Right Purpose requires that we be neither slaves nor masters of devotion. Such independence mandates - and here is the central paradox of religious life - that we possess an ego that is strong enough to resist archetypal attacks but 'weak' or retreating enough to accept a humble, solitary existence.

On the Path we let our old relationships cool down. We have had enough of heated bouts of jealousy, anger and passion. This cooling does not require that we ignore friends, parents, spouses or children. It requires simply that we 'let go'. With the obvious exception of our own dependent children, we cease involving ourselves in other people's problems and we cease letting them involve themselves in ours.

We can be available when we are truly needed; but we must be careful not to allow ourselves to become providers of free labor, or of such professional services as are properly furnished by psychologists, lawyers, interior decorators, marriage counselors, financial consultants, and so on. Neither, of course, can we expect others to provide us with free labor or other services.

We can be a good friend without daily chatter. We can be a good member of a congregation without always volunteering for committee assignments or other work. As we strive not to need or be needed, we disengage ourselves and cease to find our life's meaning outside of ourselves.

People new to the Path often wince at what seems to be such emotional bloodletting. Nobody, however, makes the ascent burdened with sentimental baggage. Nobody rises if his spirit is tethered by familial ties.

Here is Jesus on the subject: "If any man come to me, and hate not his father, and mother, and wife, and children, and brethren, and sisters, yea, and his own life also, he cannot be my disciple" (Luke 14:26).

Hate? The word is terrible. In Buddhism the metaphor is further exaggerated but in the extension becomes somewhat more graspable: We say that we must "kill" those we love. This destruction of personal relationships is clarified in the following exchange between a novice and Chan master Deng Shan:

"Who must I slay?" the novice asks.

"All who live in your life must die," Deng Shan replies.

"But what about my parents? Must I kill them?"

"Who are they to be spared?"

"And you, Master. Must I slay you, too?"

"There's not enough of me left for you to get your hands on."

Of all the projections one individual can make upon another, romantic projections (Anima/Animus) are the most difficult to control. Only a fool would attempt to talk himself or someone else out of being in love. If prayers are in order then they should be that our beloved is not married or if so, that our beloved's spouse is not violent. Usually, the greater our attempt to rationalize our way out of a sexual attraction for someone, the deeper we involve ourselves. Romantic love, like society's legal system, has to run its course. Sexual attraction only attenuates with time and distance or, perhaps, with time and closeness.

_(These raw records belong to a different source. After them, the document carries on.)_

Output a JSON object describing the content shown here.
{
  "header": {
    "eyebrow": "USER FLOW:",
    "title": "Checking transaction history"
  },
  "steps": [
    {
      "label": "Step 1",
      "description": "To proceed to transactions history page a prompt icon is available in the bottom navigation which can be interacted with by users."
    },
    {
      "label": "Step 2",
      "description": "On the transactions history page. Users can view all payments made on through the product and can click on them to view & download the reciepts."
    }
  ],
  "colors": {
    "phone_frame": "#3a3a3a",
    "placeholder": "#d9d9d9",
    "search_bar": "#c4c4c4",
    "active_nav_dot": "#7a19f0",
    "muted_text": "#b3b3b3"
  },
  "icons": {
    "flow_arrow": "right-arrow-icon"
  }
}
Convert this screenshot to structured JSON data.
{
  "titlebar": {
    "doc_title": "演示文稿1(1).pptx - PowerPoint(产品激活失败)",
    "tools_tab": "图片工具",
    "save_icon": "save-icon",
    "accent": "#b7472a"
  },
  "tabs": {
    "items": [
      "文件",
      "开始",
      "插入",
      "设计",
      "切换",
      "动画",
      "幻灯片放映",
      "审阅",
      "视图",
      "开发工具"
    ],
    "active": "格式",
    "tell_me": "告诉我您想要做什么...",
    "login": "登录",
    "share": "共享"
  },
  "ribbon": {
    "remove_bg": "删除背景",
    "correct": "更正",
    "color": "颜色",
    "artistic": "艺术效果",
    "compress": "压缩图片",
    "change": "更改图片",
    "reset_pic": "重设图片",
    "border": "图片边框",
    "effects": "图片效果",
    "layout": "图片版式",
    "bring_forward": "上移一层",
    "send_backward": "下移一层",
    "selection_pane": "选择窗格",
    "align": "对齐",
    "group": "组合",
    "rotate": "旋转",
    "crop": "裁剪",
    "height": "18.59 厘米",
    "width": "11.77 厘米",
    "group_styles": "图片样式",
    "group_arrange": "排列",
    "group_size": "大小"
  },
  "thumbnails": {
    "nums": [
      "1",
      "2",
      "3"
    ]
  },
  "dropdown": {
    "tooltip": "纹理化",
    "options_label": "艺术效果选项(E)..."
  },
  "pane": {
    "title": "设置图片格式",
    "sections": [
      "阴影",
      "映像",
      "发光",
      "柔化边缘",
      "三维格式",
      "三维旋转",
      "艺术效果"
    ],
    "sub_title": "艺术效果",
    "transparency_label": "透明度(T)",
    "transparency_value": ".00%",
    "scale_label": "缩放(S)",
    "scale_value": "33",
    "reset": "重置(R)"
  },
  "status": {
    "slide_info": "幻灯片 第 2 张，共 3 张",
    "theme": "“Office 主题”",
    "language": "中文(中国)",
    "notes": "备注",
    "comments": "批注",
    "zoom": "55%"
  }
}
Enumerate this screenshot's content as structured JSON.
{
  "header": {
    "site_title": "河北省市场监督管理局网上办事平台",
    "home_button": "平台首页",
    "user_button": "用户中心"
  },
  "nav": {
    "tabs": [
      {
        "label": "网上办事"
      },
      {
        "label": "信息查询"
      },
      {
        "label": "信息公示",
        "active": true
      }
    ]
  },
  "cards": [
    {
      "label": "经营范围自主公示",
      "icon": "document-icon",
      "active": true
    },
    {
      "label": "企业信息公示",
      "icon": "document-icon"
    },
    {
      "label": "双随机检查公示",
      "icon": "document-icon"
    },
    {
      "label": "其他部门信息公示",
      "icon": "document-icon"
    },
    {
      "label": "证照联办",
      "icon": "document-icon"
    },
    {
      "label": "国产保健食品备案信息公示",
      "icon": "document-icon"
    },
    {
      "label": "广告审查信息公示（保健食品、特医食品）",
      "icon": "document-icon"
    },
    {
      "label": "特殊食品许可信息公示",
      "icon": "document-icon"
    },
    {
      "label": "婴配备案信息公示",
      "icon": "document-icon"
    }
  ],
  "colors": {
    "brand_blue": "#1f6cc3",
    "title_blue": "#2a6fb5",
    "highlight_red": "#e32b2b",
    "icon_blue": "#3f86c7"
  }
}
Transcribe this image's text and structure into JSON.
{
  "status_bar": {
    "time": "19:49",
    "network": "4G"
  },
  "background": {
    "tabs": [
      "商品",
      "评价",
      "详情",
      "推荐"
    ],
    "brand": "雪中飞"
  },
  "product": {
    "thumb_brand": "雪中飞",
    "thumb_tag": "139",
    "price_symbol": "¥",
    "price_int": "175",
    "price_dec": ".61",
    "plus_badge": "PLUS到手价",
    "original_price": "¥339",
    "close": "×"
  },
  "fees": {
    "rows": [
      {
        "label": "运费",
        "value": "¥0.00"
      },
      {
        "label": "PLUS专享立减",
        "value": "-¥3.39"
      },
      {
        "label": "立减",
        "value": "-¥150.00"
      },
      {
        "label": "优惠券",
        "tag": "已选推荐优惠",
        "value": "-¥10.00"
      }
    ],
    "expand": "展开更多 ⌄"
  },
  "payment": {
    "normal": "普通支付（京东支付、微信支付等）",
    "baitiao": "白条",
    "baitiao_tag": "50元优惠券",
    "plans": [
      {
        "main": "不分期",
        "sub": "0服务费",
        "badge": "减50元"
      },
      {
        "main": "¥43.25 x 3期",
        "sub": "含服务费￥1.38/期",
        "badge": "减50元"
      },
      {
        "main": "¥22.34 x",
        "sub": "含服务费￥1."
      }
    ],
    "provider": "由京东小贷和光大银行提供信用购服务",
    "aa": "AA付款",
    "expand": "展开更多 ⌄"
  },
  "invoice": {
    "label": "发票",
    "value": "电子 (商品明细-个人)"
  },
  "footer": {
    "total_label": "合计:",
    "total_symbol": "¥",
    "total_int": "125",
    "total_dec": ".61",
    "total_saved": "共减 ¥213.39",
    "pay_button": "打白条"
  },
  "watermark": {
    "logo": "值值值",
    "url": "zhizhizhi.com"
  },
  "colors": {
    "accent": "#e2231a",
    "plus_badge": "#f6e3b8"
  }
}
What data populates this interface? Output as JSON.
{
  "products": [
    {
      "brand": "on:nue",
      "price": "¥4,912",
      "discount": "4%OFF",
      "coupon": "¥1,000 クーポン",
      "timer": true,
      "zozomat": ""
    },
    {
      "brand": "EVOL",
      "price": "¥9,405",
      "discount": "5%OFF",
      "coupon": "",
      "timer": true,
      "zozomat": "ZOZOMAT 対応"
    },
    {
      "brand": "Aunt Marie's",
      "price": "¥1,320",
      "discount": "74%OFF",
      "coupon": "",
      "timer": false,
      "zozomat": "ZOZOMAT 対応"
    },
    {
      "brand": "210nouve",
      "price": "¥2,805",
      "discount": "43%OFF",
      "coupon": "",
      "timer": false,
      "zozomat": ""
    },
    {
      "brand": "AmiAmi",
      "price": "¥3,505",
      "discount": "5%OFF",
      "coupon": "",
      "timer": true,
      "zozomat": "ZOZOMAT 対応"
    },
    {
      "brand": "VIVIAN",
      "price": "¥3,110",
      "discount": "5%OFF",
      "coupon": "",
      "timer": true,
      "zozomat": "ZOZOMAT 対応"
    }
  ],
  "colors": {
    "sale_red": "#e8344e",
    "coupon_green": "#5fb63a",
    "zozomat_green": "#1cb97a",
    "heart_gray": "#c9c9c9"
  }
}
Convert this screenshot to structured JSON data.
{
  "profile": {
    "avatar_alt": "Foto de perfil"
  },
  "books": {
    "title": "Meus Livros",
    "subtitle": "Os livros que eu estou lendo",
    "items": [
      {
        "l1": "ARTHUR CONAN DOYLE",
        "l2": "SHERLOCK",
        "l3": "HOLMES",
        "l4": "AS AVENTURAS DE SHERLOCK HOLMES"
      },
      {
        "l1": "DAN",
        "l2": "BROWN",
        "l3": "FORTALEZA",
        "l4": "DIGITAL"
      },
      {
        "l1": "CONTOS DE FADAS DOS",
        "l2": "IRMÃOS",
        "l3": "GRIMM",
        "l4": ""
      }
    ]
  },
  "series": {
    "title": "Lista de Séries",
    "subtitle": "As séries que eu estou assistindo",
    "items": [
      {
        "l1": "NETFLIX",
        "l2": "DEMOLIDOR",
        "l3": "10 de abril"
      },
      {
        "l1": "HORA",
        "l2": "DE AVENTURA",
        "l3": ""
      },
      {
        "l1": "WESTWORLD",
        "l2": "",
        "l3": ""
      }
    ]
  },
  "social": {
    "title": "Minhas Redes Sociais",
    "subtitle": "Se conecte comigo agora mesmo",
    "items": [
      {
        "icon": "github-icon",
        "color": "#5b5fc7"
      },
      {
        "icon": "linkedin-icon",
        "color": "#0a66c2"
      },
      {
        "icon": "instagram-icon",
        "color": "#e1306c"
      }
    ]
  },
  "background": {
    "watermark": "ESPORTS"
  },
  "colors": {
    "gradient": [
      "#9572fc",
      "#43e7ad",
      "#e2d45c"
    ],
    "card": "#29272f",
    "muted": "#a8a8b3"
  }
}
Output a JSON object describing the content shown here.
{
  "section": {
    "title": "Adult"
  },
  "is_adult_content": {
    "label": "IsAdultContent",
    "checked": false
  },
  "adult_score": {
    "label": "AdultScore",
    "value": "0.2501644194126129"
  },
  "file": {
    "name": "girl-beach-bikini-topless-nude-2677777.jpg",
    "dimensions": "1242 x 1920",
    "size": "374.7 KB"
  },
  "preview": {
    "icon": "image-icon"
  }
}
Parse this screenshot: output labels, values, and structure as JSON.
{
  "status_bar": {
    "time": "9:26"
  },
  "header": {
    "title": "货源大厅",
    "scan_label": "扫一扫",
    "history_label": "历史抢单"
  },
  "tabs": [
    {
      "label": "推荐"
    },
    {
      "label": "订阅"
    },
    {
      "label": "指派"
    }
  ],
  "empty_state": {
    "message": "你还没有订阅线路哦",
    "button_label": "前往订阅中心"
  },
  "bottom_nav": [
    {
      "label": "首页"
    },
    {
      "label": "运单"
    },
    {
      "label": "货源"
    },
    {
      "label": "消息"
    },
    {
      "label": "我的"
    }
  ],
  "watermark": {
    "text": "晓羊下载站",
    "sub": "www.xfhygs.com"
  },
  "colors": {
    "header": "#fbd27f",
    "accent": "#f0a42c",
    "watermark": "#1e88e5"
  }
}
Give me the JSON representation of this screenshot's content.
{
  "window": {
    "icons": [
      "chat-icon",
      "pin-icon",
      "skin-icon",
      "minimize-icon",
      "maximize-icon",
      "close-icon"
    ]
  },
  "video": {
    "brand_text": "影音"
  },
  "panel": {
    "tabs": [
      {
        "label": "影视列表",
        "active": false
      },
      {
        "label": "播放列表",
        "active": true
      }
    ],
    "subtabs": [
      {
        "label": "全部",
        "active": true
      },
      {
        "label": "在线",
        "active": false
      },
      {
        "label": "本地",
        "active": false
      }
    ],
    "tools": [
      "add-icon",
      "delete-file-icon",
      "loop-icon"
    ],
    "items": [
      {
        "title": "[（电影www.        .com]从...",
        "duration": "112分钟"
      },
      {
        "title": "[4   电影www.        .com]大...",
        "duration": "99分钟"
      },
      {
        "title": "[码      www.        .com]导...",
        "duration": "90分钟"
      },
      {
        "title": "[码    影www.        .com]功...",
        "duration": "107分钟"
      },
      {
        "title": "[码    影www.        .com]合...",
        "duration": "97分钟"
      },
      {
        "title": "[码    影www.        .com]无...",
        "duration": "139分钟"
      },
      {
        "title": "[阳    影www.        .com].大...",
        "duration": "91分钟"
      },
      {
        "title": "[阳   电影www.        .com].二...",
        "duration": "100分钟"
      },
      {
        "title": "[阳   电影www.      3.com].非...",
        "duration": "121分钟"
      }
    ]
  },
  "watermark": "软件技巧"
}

If, on the other hand, we find ourselves daydreaming about Tara, we are in deep water and we had better be champion swimmers if we intend to linger awhile. Only Buddhas and women in their androgyne 'other' identities make love to Tara. Judging from the casualties, goddesses allow mature men to make qualifying runs but tend to become annoyed with presumptuous twits who splash about in the divine pool. History sadly notes many men who in their slavish devotion to a goddess castrate themselves in sacrificial acts of emulation, or in demonstration of the innocence of their intentions, or simply to free their divine paramours from the demeaning competition of pedestrian lust. Most men, fortunately, are content to confine their devotions to less surgical forms of adoration.

If we start sounding ga-ga when we discuss our guru, that is perfectly all right if we are twelve. If we are twenty-five, we have to remind ourselves that he is merely a flesh and blood human being who happens to possess helpful insights into spiritual problems. If we are blind to his faults we will only convince him that he has none; and then, only financially can he benefit from our lavish attentions.

True respect for an individual does not require a quickening of the pulse, a breathless intonation, or a blank check.

The Seventh World of Chan Buddhism
Chapter 12: Right Thought or Purpose, Page 2 of 4

Last modified: July 11, 2004
©1996 Ming Zhen Shakya (Chuan Yuan Shakya)